Economy and Military Tactics of Mongol Empire
The priority in economics for Genghis Khan was animal husbandry, the way of life for steppe nomads. In his teaching, he emphasized the balance between livestock and pasture. Obviously, he prioritized horses and he provided advice on how to take care of the army’s horses. He established a general and united taxation system. In the Secret History of Mongolia, it said that tax of one sheep from a herd and one sheep from every hundred sheep was to be provided as charity for the poor and weak.
In the field of economy, Genghis Khan paid lots of attention to trade with neighboring states. Altan State was the main gateway to expand trade relationships with foreign countries. Trade between Mongolia and China was limited only by a border. In general, Genghis Khan was interested in establishing trade and an economical relationship with merchants. To do this, he was protected the Silk Road route, fought against robbers and their gangs and established camps for merchants. In building cities, he often used captured craftsmen. For example, in building Khar Khorum, he abstained from executing captured craftsmen and used them in the construction works.

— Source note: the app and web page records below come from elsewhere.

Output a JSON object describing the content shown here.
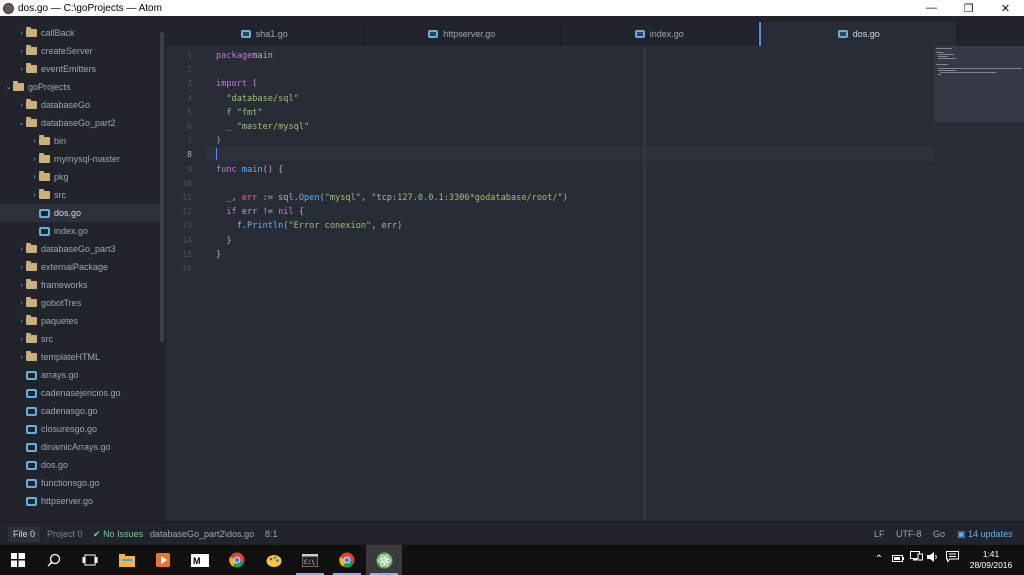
{
  "window": {
    "title": "dos.go — C:\\goProjects — Atom"
  },
  "tree": [
    {
      "label": "callBack",
      "kind": "folder",
      "chev": "›",
      "indent": 1,
      "selected": false
    },
    {
      "label": "createServer",
      "kind": "folder",
      "chev": "›",
      "indent": 1,
      "selected": false
    },
    {
      "label": "eventEmitters",
      "kind": "folder",
      "chev": "›",
      "indent": 1,
      "selected": false
    },
    {
      "label": "goProjects",
      "kind": "folder",
      "chev": "⌄",
      "indent": 0,
      "selected": false
    },
    {
      "label": "databaseGo",
      "kind": "folder",
      "chev": "›",
      "indent": 1,
      "selected": false
    },
    {
      "label": "databaseGo_part2",
      "kind": "folder",
      "chev": "⌄",
      "indent": 1,
      "selected": false
    },
    {
      "label": "bin",
      "kind": "folder",
      "chev": "›",
      "indent": 2,
      "selected": false
    },
    {
      "label": "mymysql-master",
      "kind": "folder",
      "chev": "›",
      "indent": 2,
      "selected": false
    },
    {
      "label": "pkg",
      "kind": "folder",
      "chev": "›",
      "indent": 2,
      "selected": false
    },
    {
      "label": "src",
      "kind": "folder",
      "chev": "›",
      "indent": 2,
      "selected": false
    },
    {
      "label": "dos.go",
      "kind": "file",
      "chev": "",
      "indent": 2,
      "selected": true
    },
    {
      "label": "index.go",
      "kind": "file",
      "chev": "",
      "indent": 2,
      "selected": false
    },
    {
      "label": "databaseGo_part3",
      "kind": "folder",
      "chev": "›",
      "indent": 1,
      "selected": false
    },
    {
      "label": "externalPackage",
      "kind": "folder",
      "chev": "›",
      "indent": 1,
      "selected": false
    },
    {
      "label": "frameworks",
      "kind": "folder",
      "chev": "›",
      "indent": 1,
      "selected": false
    },
    {
      "label": "gobotTres",
      "kind": "folder",
      "chev": "›",
      "indent": 1,
      "selected": false
    },
    {
      "label": "paquetes",
      "kind": "folder",
      "chev": "›",
      "indent": 1,
      "selected": false
    },
    {
      "label": "src",
      "kind": "folder",
      "chev": "›",
      "indent": 1,
      "selected": false
    },
    {
      "label": "templateHTML",
      "kind": "folder",
      "chev": "›",
      "indent": 1,
      "selected": false
    },
    {
      "label": "arrays.go",
      "kind": "file",
      "chev": "",
      "indent": 1,
      "selected": false
    },
    {
      "label": "cadenasejericios.go",
      "kind": "file",
      "chev": "",
      "indent": 1,
      "selected": false
    },
    {
      "label": "cadenasgo.go",
      "kind": "file",
      "chev": "",
      "indent": 1,
      "selected": false
    },
    {
      "label": "closuresgo.go",
      "kind": "file",
      "chev": "",
      "indent": 1,
      "selected": false
    },
    {
      "label": "dinamicArrays.go",
      "kind": "file",
      "chev": "",
      "indent": 1,
      "selected": false
    },
    {
      "label": "dos.go",
      "kind": "file",
      "chev": "",
      "indent": 1,
      "selected": false
    },
    {
      "label": "functionsgo.go",
      "kind": "file",
      "chev": "",
      "indent": 1,
      "selected": false
    },
    {
      "label": "httpserver.go",
      "kind": "file",
      "chev": "",
      "indent": 1,
      "selected": false
    }
  ],
  "tabs": [
    {
      "label": "sha1.go",
      "active": false
    },
    {
      "label": "httpserver.go",
      "active": false
    },
    {
      "label": "index.go",
      "active": false
    },
    {
      "label": "dos.go",
      "active": true
    }
  ],
  "editor": {
    "current_line": 8,
    "lines": [
      [
        [
          "kw",
          "package"
        ],
        [
          "",
          "main"
        ]
      ],
      [],
      [
        [
          "kw",
          "import"
        ],
        [
          "",
          " ("
        ]
      ],
      [
        [
          "",
          "  "
        ],
        [
          "str",
          "\"database/sql\""
        ]
      ],
      [
        [
          "",
          "  f "
        ],
        [
          "str",
          "\"fmt\""
        ]
      ],
      [
        [
          "",
          "  _ "
        ],
        [
          "str",
          "\"master/mysql\""
        ]
      ],
      [
        [
          "",
          ")"
        ]
      ],
      [],
      [
        [
          "kw",
          "func"
        ],
        [
          "",
          " "
        ],
        [
          "fn",
          "main"
        ],
        [
          "",
          "() {"
        ]
      ],
      [],
      [
        [
          "",
          "  _, "
        ],
        [
          "var",
          "err"
        ],
        [
          "",
          " := sql."
        ],
        [
          "fn",
          "Open"
        ],
        [
          "",
          "("
        ],
        [
          "str",
          "\"mysql\""
        ],
        [
          "",
          ", "
        ],
        [
          "str",
          "\"tcp:127.0.0.1:3306*godatabase/root/\""
        ],
        [
          "",
          ")"
        ]
      ],
      [
        [
          "",
          "  "
        ],
        [
          "kw",
          "if"
        ],
        [
          "",
          " err != "
        ],
        [
          "kw",
          "nil"
        ],
        [
          "",
          " {"
        ]
      ],
      [
        [
          "",
          "    f."
        ],
        [
          "fn",
          "Println"
        ],
        [
          "",
          "("
        ],
        [
          "str",
          "\"Error conexion\""
        ],
        [
          "",
          ", err)"
        ]
      ],
      [
        [
          "",
          "  }"
        ]
      ],
      [
        [
          "",
          "}"
        ]
      ],
      []
    ]
  },
  "status": {
    "file_count": "File 0",
    "project_count": "Project 0",
    "issues": "No Issues",
    "path": "databaseGo_part2\\dos.go",
    "cursor": "8:1",
    "line_ending": "LF",
    "encoding": "UTF-8",
    "grammar": "Go",
    "updates": "14 updates"
  },
  "clock": {
    "time": "1:41",
    "date": "28/09/2016"
  }
}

Genghis Khan produced a highly efficient army with remarkable discipline, organization, toughness, dedication, loyalty and military intelligence. The Mongol armies were one of the most feared forces in the history of battle. Operating in massive sweeps, extending over dozens of miles, the Mongol army combined shock, mobility and firepower unmatched in land warfare until the modern age. No other military combined combat power on land with such devastating range, speed, scope and effectiveness as the Mongol military.